Technology improves the practices of medicine, and nursing. It will continue to advance year after year. In order to prepare students to handle such changes, nursing education needs to evolve accordingly. Embracing these new technologies enables us to become nursing professionals who are prepared to provide the best possible patient care.
Health Informatics and Technology
This category includes content touching all areas of nursing technology. Whether it’s EHRs, EMRs, smart IV pumps, or nursing technology tools, you’ll find it here.
The New York Times has has an article about Epic’s EMR system titled Digitizing Health Records, Before It Was Cool. Epic is only one of many large EMR vendors who produce software to manage patient medical records and other data related to the overall business and function of healthcare organizations. A few others worth mentioning are Allscripts, Meditech, Cerner, I.B.M., McKesson, Siemens and GE Healthcare. They all have their benefits and drawbacks. Most of them have similar challenges when it comes to overall function and impact on patient care. But most of them are also diligently working to correct their shortcomings.
While browsing the Goodwill tweeter @Potato_Chip found a box of Journal of American Medical Associations.

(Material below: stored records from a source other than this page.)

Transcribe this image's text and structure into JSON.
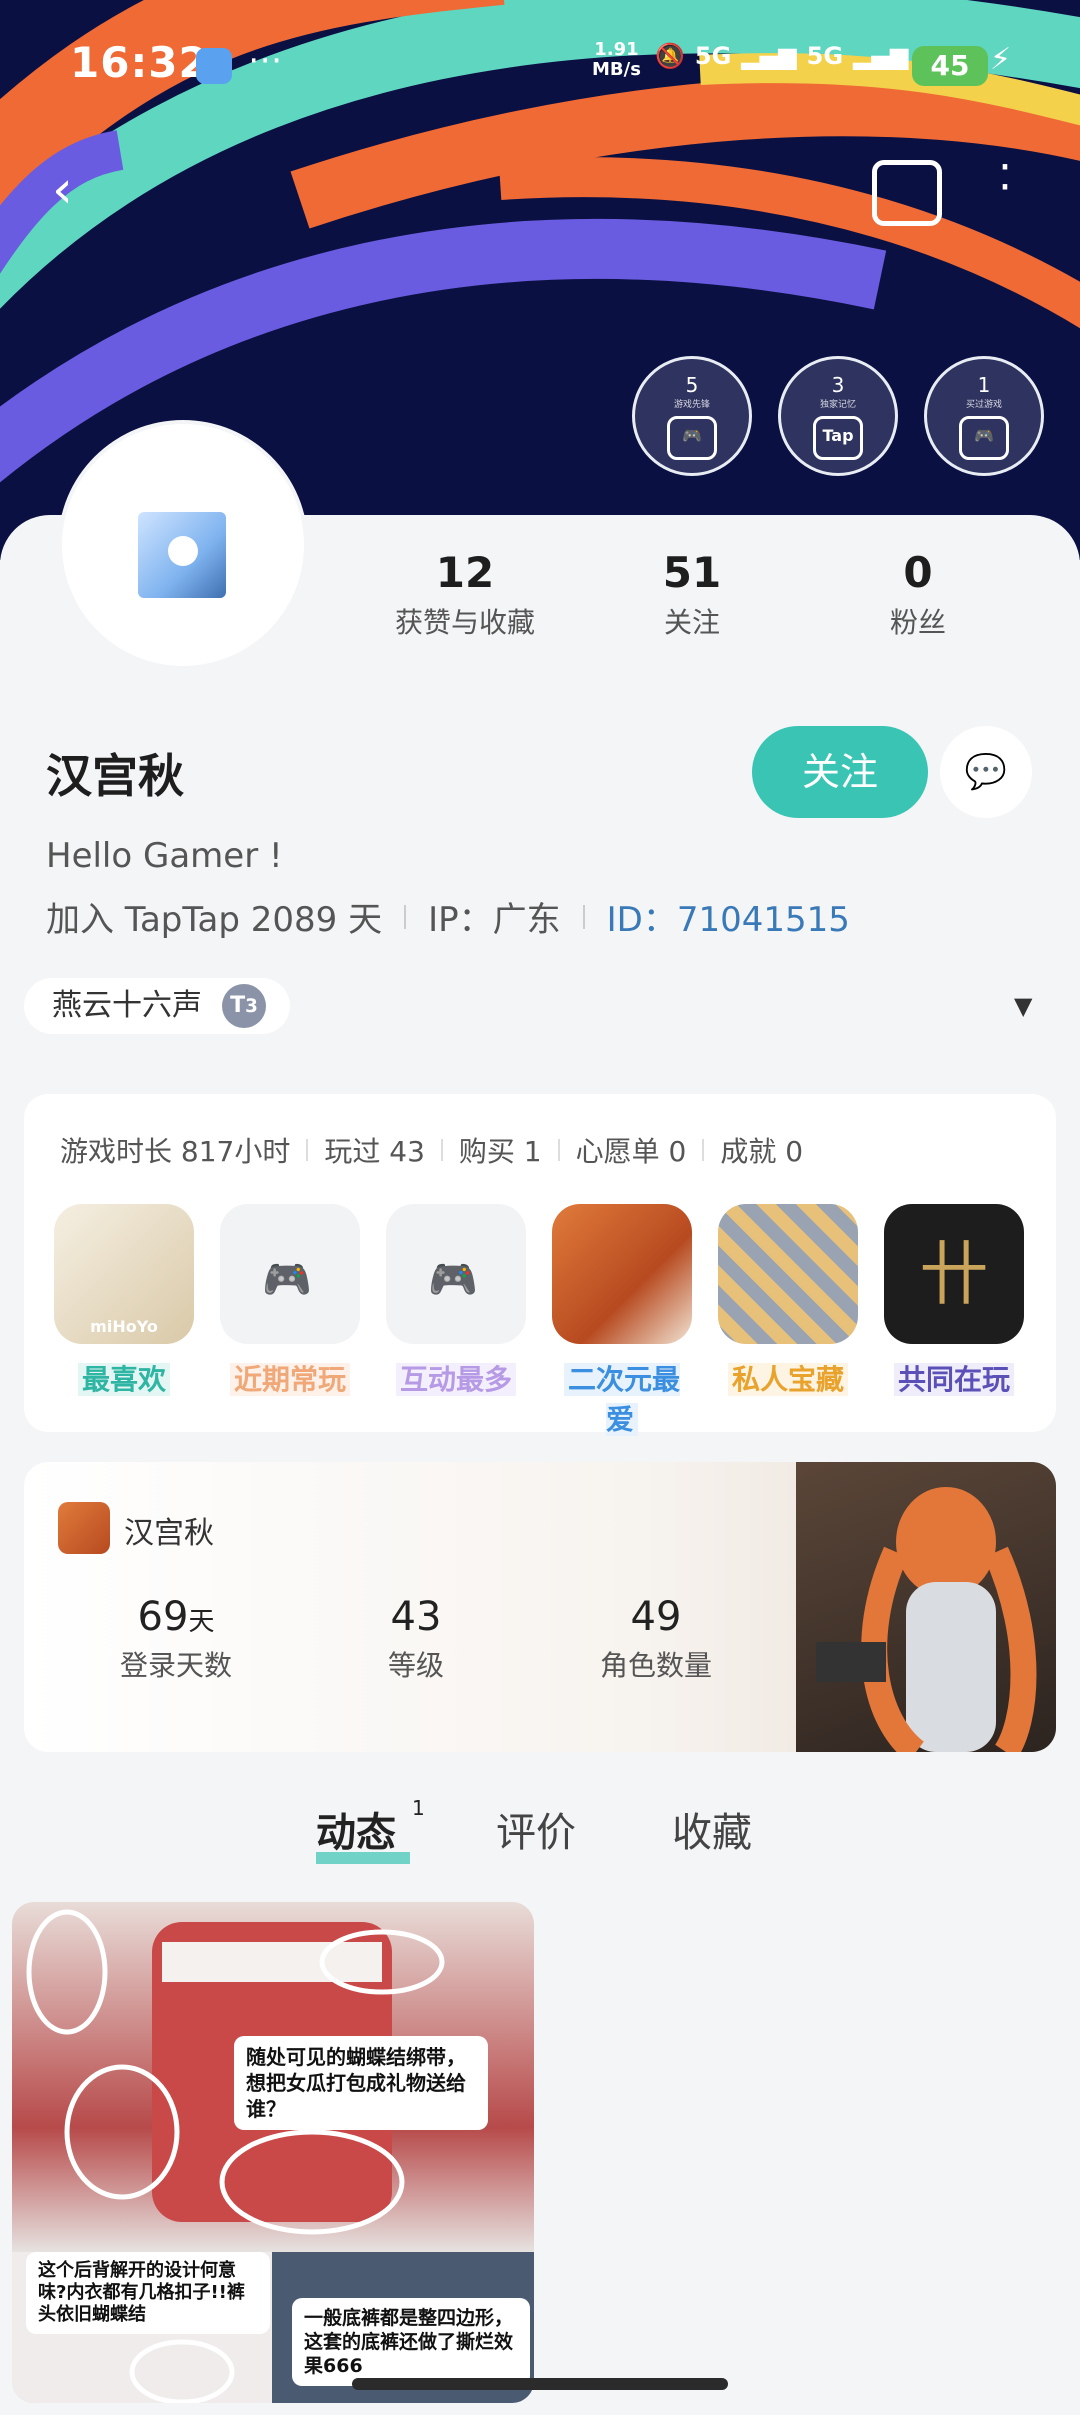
{
  "status_bar": {
    "time": "16:32",
    "net_speed": "1.91",
    "net_unit": "MB/s",
    "signal1": "5G",
    "signal2": "5G",
    "battery": "45"
  },
  "badges": [
    {
      "num": "5",
      "caption": "游戏先锋",
      "icon": "calendar-gamepad-icon"
    },
    {
      "num": "3",
      "caption": "独家记忆",
      "icon": "tap-icon"
    },
    {
      "num": "1",
      "caption": "买过游戏",
      "icon": "bag-gamepad-icon"
    }
  ],
  "stats": [
    {
      "value": "12",
      "label": "获赞与收藏"
    },
    {
      "value": "51",
      "label": "关注"
    },
    {
      "value": "0",
      "label": "粉丝"
    }
  ],
  "profile": {
    "name": "汉宫秋",
    "follow_label": "关注",
    "bio": "Hello Gamer !",
    "joined": "加入 TapTap 2089 天",
    "ip": "IP：广东",
    "id": "ID：71041515",
    "title": "燕云十六声",
    "title_level": "3"
  },
  "games": {
    "stats": [
      "游戏时长 817小时",
      "玩过 43",
      "购买 1",
      "心愿单 0",
      "成就 0"
    ],
    "items": [
      {
        "label": "最喜欢",
        "color": "#2fb5a3"
      },
      {
        "label": "近期常玩",
        "color": "#f0a878"
      },
      {
        "label": "互动最多",
        "color": "#b69ae6"
      },
      {
        "label": "二次元最爱",
        "color": "#3a8fe0"
      },
      {
        "label": "私人宝藏",
        "color": "#e9a22c"
      },
      {
        "label": "共同在玩",
        "color": "#5b50b8"
      }
    ],
    "first_icon_text": "miHoYo"
  },
  "character": {
    "name": "汉宫秋",
    "stats": [
      {
        "value": "69",
        "unit": "天",
        "label": "登录天数"
      },
      {
        "value": "43",
        "unit": "",
        "label": "等级"
      },
      {
        "value": "49",
        "unit": "",
        "label": "角色数量"
      }
    ]
  },
  "tabs": [
    {
      "label": "动态",
      "count": "1"
    },
    {
      "label": "评价",
      "count": ""
    },
    {
      "label": "收藏",
      "count": ""
    }
  ],
  "post": {
    "notes": [
      "随处可见的蝴蝶结绑带，想把女瓜打包成礼物送给谁？",
      "这个后背解开的设计何意味?内衣都有几格扣子!!裤头依旧蝴蝶结",
      "一般底裤都是整四边形，这套的底裤还做了撕烂效果666"
    ]
  }
}
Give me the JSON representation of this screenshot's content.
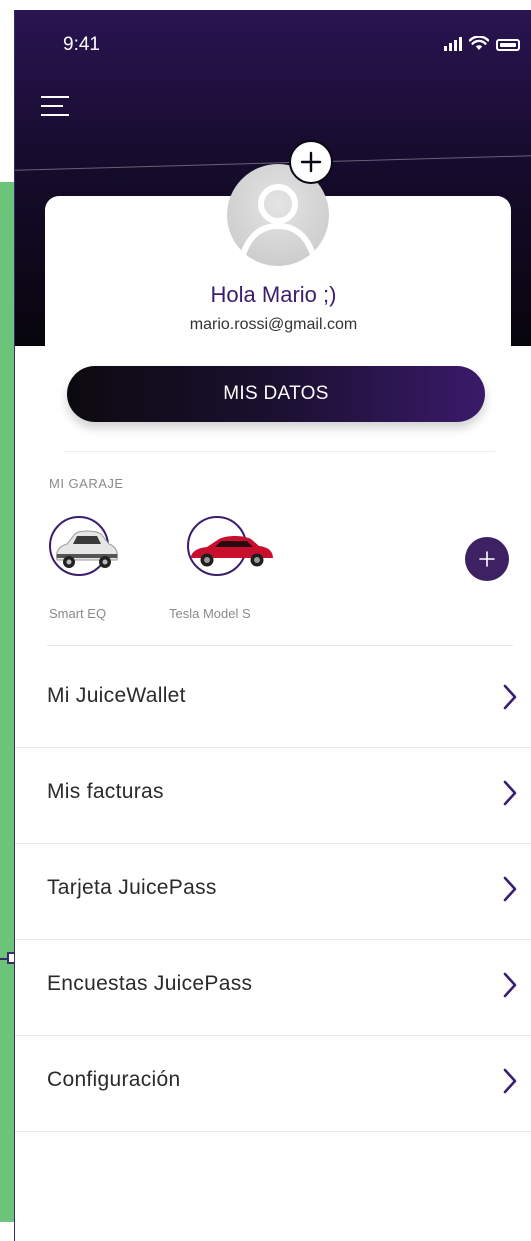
{
  "status_bar": {
    "time": "9:41"
  },
  "profile": {
    "greeting": "Hola Mario ;)",
    "email": "mario.rossi@gmail.com",
    "primary_button_label": "MIS DATOS"
  },
  "garage": {
    "title": "MI GARAJE",
    "cars": [
      {
        "label": "Smart EQ",
        "icon": "smart-car-icon",
        "color": "#e8e8e8"
      },
      {
        "label": "Tesla Model S",
        "icon": "tesla-car-icon",
        "color": "#c8102e"
      }
    ],
    "add_icon": "plus-icon"
  },
  "menu": [
    {
      "label": "Mi JuiceWallet",
      "icon": "chevron-right-icon"
    },
    {
      "label": "Mis facturas",
      "icon": "chevron-right-icon"
    },
    {
      "label": "Tarjeta JuicePass",
      "icon": "chevron-right-icon"
    },
    {
      "label": "Encuestas JuicePass",
      "icon": "chevron-right-icon"
    },
    {
      "label": "Configuración",
      "icon": "chevron-right-icon"
    }
  ],
  "theme": {
    "accent": "#3b1d6e",
    "header_dark": "#0a0714",
    "side_strip": "#6cc47a"
  }
}
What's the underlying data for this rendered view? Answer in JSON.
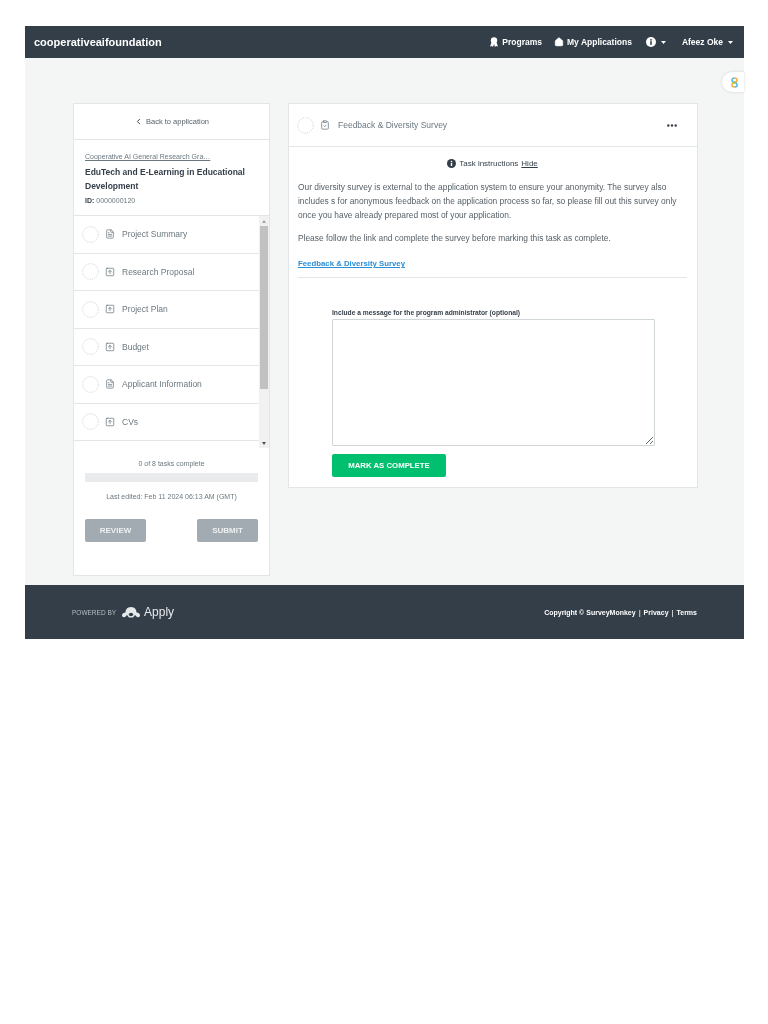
{
  "header": {
    "brand": "cooperativeaifoundation",
    "nav": [
      {
        "label": "Programs",
        "kind": "programs"
      },
      {
        "label": "My Applications",
        "kind": "home"
      }
    ],
    "user": {
      "name": "Afeez Oke"
    }
  },
  "sidebar": {
    "back_link": "Back to application",
    "program_link": "Cooperative AI General Research Gra…",
    "application_title": "EduTech and E-Learning in Educational Development",
    "id_line": "**ID:** 0000000120",
    "tasks": [
      {
        "label": "Project Summary",
        "kind": "form",
        "complete": false
      },
      {
        "label": "Research Proposal",
        "kind": "upload",
        "complete": false
      },
      {
        "label": "Project Plan",
        "kind": "upload",
        "complete": false
      },
      {
        "label": "Budget",
        "kind": "upload",
        "complete": false
      },
      {
        "label": "Applicant Information",
        "kind": "form",
        "complete": false
      },
      {
        "label": "CVs",
        "kind": "upload",
        "complete": false
      }
    ],
    "progress": {
      "text": "0 of 8 tasks complete"
    },
    "last_edited": "Last edited: Feb 11 2024 06:13 AM (GMT)",
    "buttons": [
      {
        "label": "REVIEW",
        "disabled": true
      },
      {
        "label": "SUBMIT",
        "disabled": true
      }
    ]
  },
  "task": {
    "title": "Feedback & Diversity Survey",
    "complete": false,
    "instructions_label": "Task instructions",
    "hide_link": "Hide",
    "paragraphs": [
      "Our diversity survey is external to the application system to ensure your anonymity. The survey also includes s for anonymous feedback on the application process so far, so please fill out this survey only once you have already prepared most of your application.",
      "Please follow the link and complete the survey before marking this task as complete."
    ],
    "survey_link": "Feedback & Diversity Survey",
    "message_label": "Include a message for the program administrator (optional)",
    "button": "MARK AS COMPLETE"
  },
  "footer": {
    "powered_by": "POWERED BY",
    "logo": "Apply",
    "copyright": "Copyright © SurveyMonkey",
    "links": [
      {
        "separator": "|",
        "label": "Privacy"
      },
      {
        "separator": "|",
        "label": "Terms"
      }
    ]
  }
}
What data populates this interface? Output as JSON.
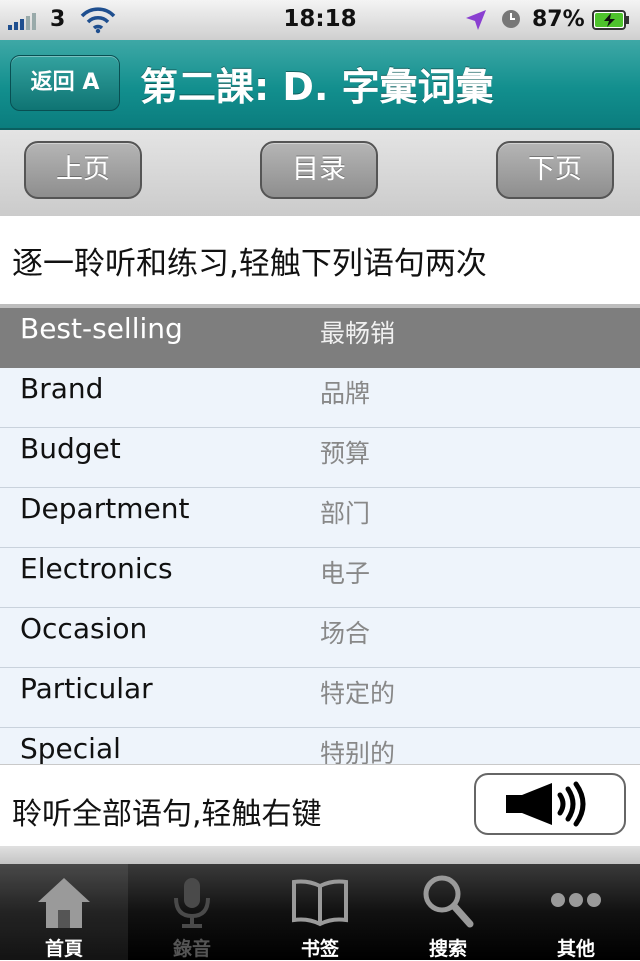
{
  "status_bar": {
    "carrier": "3",
    "time": "18:18",
    "battery": "87%"
  },
  "nav": {
    "back_label": "返回 A",
    "title": "第二課: D. 字彙词彙"
  },
  "toolbar": {
    "prev_label": "上页",
    "toc_label": "目录",
    "next_label": "下页"
  },
  "instruction": "逐一聆听和练习,轻触下列语句两次",
  "vocab": [
    {
      "en": "Best-selling",
      "zh": "最畅销"
    },
    {
      "en": "Brand",
      "zh": "品牌"
    },
    {
      "en": "Budget",
      "zh": "预算"
    },
    {
      "en": "Department",
      "zh": "部门"
    },
    {
      "en": "Electronics",
      "zh": "电子"
    },
    {
      "en": "Occasion",
      "zh": "场合"
    },
    {
      "en": "Particular",
      "zh": "特定的"
    },
    {
      "en": "Special",
      "zh": "特别的"
    }
  ],
  "play_all": {
    "label": "聆听全部语句,轻触右键",
    "button_icon": "speaker-icon"
  },
  "tabs": [
    {
      "label": "首頁",
      "icon": "home-icon"
    },
    {
      "label": "錄音",
      "icon": "microphone-icon"
    },
    {
      "label": "书签",
      "icon": "book-icon"
    },
    {
      "label": "搜索",
      "icon": "search-icon"
    },
    {
      "label": "其他",
      "icon": "more-icon"
    }
  ],
  "colors": {
    "nav_teal": "#128f8e",
    "selected_row": "#7e7e7e",
    "row_bg": "#eef4fb"
  }
}
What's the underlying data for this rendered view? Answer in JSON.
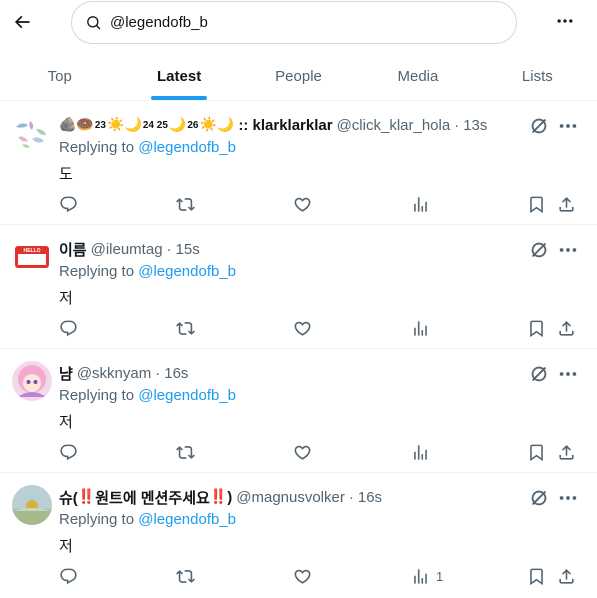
{
  "search": {
    "value": "@legendofb_b",
    "icon": "search-icon"
  },
  "tabs": [
    {
      "label": "Top",
      "active": false
    },
    {
      "label": "Latest",
      "active": true
    },
    {
      "label": "People",
      "active": false
    },
    {
      "label": "Media",
      "active": false
    },
    {
      "label": "Lists",
      "active": false
    }
  ],
  "colors": {
    "accent": "#1d9bf0",
    "muted": "#536471",
    "text": "#0f1419"
  },
  "tweets": [
    {
      "name_emoji": "🪨🍩",
      "sup1": "23",
      "sun1": "☀️",
      "moon1": "🌙",
      "sup2": "24 25",
      "moon2": "🌙",
      "sup3": "26",
      "sun2": "☀️",
      "moon3": "🌙",
      "name": ":: klarklarklar",
      "handle": "@click_klar_hola",
      "time": "13s",
      "replying_prefix": "Replying to",
      "replying_to": "@legendofb_b",
      "text": "도",
      "views": ""
    },
    {
      "name": "이름",
      "handle": "@ileumtag",
      "time": "15s",
      "replying_prefix": "Replying to",
      "replying_to": "@legendofb_b",
      "text": "저",
      "views": ""
    },
    {
      "name": "냠",
      "handle": "@skknyam",
      "time": "16s",
      "replying_prefix": "Replying to",
      "replying_to": "@legendofb_b",
      "text": "저",
      "views": ""
    },
    {
      "name_pre": "슈(",
      "name_bang1": "‼️",
      "name_mid": "원트에 멘션주세요",
      "name_bang2": "‼️",
      "name_post": ")",
      "handle": "@magnusvolker",
      "time": "16s",
      "replying_prefix": "Replying to",
      "replying_to": "@legendofb_b",
      "text": "저",
      "views": "1"
    }
  ]
}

A sweet find for an MD/PhD student right? Unfortunately, it turned out to be bittersweet though for the healthcare industry and patient advocates everywhere. In that very same box were discarded drugs, prescription pads, and ultra sound records. Many of these records, including ultrasounds, had patient identifiers or protected health information (PHI) intact.
I sincerely hope you still feel the rush of endorphins when you get a successful IV stick. I encourage you to smile, be proud, and ask your co-worker for a high five (after a good hand washing of course) the next time you change a particularly challenging dressing. Turn to the side and tell the nurse beside you how excited you are that your patient made the transfer from the bed to the chair successfully. Heck, share with your patient how excited you are that their kidneys produced an adequate amount of volume of the shift. I can’t tell you how happy I’ve had patients get when I complement their kidneys and acknowledge their bodies success and our collective success of a productive and healing shift.
I am a registered nurse who worked in the clinical setting for about 10 years. I decided to quit bedside nursing, and now work as clinical analyst consultant. I maintain a blog for entry level candidates seeking to enter the nursing informatics field.